*Exercise*
Each line that contains the word "search" is to be copied from the records below.

*Data records*
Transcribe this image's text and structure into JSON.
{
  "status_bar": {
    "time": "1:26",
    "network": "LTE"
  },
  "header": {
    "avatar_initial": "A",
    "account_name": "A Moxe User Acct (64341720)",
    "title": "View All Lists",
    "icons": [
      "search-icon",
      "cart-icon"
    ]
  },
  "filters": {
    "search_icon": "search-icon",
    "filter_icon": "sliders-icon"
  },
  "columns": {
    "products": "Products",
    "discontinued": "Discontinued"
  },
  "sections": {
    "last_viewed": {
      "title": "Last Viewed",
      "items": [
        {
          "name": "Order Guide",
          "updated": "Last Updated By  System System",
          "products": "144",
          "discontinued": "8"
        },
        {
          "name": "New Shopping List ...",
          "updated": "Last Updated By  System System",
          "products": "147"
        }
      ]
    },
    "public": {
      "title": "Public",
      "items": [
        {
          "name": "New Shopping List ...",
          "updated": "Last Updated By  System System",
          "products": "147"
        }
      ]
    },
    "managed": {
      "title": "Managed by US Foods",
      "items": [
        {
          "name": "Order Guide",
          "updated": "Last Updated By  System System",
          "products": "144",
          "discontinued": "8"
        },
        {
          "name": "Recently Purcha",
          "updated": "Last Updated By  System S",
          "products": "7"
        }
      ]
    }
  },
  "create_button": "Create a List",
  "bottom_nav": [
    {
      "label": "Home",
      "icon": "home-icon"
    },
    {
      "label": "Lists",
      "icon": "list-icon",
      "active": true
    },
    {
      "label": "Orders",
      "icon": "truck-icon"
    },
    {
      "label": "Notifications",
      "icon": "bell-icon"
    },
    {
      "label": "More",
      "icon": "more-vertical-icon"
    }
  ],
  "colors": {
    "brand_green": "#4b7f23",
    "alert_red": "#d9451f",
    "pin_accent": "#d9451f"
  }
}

*Exercise response*
      "search-icon",
    "search_icon": "search-icon",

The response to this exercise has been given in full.